Once again this year we will be painting one of our Halloween pumpkins purple. We are participating in the annual Purple Pumpkin Project.
Began in the fall of 2012, the Purple Pumpkin Project was founded by Ron Lamontagne who was searching for ideas on how to spread epilepsy awareness. Ron’s youngest son was diagnosed with epilepsy in 2009 at the age of four. The local pumpkin patch provided the solution. Since kids would soon be carving & decorating pumpkins, he thought why not make one purple & tell people about epilepsy when asked, “Why is your pumpkin purple?”
1 in 26 Americans will be diagnosed with Epilepsy at some point in their life. Epilepsy is also one of the most common neurological diseases in dogs, some studies estimate up to 4% of all dogs are affected. I was diagnosed with idiopathic epilepsy before my 1st birthday.
This Halloween, on the eve of Epilepsy Awareness Month, join us & turn one of your pumpkins purple & encourage others to do the same.
CEO Olivia ❤
Have you ever considered donating to an animal shelter? That’s wonderful. But what to donate? What do shelters need? I did some sniffing about & found what they need most often.
- Blankets & towels – they go through a lot. Comforters not so much because the stuffing could become an issue if a dog shredded & ate some.
- Food – again, they go through a lot of food.
- Toys – There is a lot of down time at a shelter. A toy can turn a boring day into play time for a dog or cat.
- Money – the daily operations at a shelter can be costly. A cash donation of any size can be of help.
- Time – volunteers are always welcome. Dogs need to be walked & cats need play time.
- Litter – Again, a shelter can go through a lot of litter quickly.
I’m very glad there are shelters & rescues run by compassionate humans, but it’s also sad that they are needed in the first place. Do your part to help by donating.
CEO Olivia ❤

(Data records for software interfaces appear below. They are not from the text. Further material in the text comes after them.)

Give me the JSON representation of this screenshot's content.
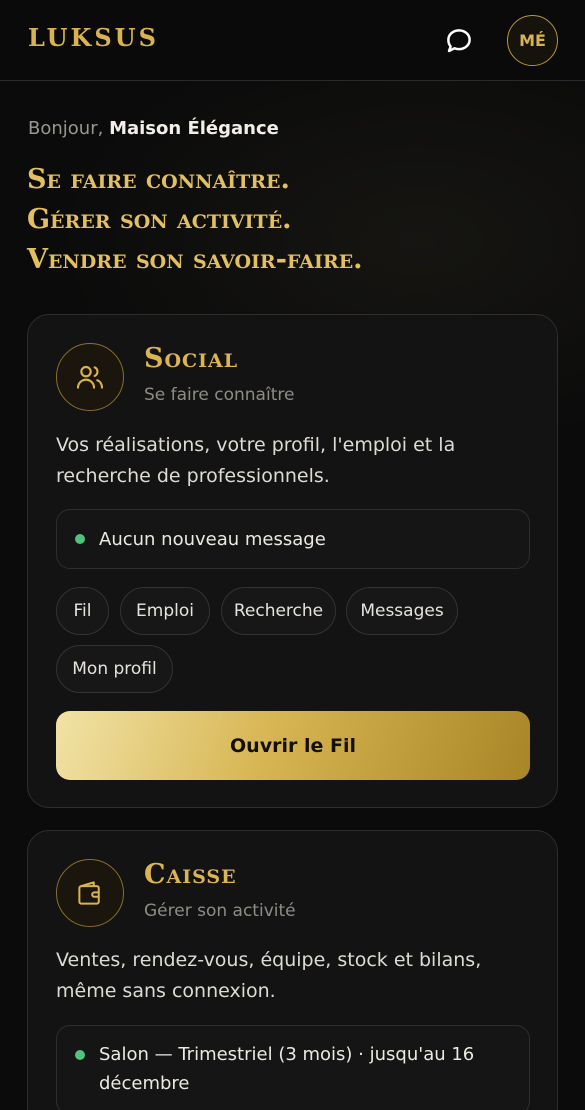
{
  "app": {
    "brand": "LUKSUS",
    "avatar_initials": "MÉ"
  },
  "header": {
    "chat_icon": "chat-bubble-icon"
  },
  "greeting": {
    "prefix": "Bonjour,",
    "name": "Maison Élégance"
  },
  "tagline": [
    "Se faire connaître.",
    "Gérer son activité.",
    "Vendre son savoir-faire."
  ],
  "cards": [
    {
      "icon": "users-icon",
      "title": "Social",
      "subtitle": "Se faire connaître",
      "description": "Vos réalisations, votre profil, l'emploi et la recherche de professionnels.",
      "status": "Aucun nouveau message",
      "chips": [
        "Fil",
        "Emploi",
        "Recherche",
        "Messages",
        "Mon profil"
      ],
      "cta": "Ouvrir le Fil"
    },
    {
      "icon": "wallet-icon",
      "title": "Caisse",
      "subtitle": "Gérer son activité",
      "description": "Ventes, rendez-vous, équipe, stock et bilans, même sans connexion.",
      "status": "Salon — Trimestriel (3 mois) · jusqu'au 16 décembre"
    }
  ],
  "colors": {
    "gold": "#d9b34e",
    "background": "#0b0b0b",
    "card": "#131313",
    "status_dot": "#52c27a"
  }
}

Parkdale-High Park MPP Cheri DiNovo is fighting BSL (breed specific legislation) in the Ontario legislature. This is not her first time. Eleven years ago, Ontario’s then-attorney general spoke in front of the Ontario legislature & claimed that over time, a ban on pit bulls & pit bull type dogs would mean fewer attacks by dogs.
Turns out, he was wrong. The number of fatal dog bites since the restrictions went into place is actually up. It’s bad owners not bad dogs that are the problem.
Ms. DiNovo is introducing a new bill that will end BSL in Ontario. Smartly using statistics to support her position that breed-specific legislation does not work, DiNovo says that she’d like to see Ontario follow a model similar to Alberta–where the province educates the population & strictly enforces already-in-place legislation that would punish bad dog owners, not presumed ‘bad dogs.’
There is no way to prove what a pit bull really is, even with DNA testing. DiNovo’s concern is that many innocent dogs are being grouped with mixed breeds & ‘mongrels’ & being unfairly condemned as a result.
So she aims to go after irresponsible & negligent owners with a vengeance–knowing that bad owners will just move from one banned breed to a different breed that they will then abuse once again. She’s sickened that it’s already happened to pit bulls, & she’s going to ensure that’s changed and that it doesn’t happen any more.
We at Knotty Toys for Good Dogs fully support MPP Cheri DiNovo in her fight against BSL. If you live in Ontario as I do, contact her & show your support too.
CEO Olivia ❤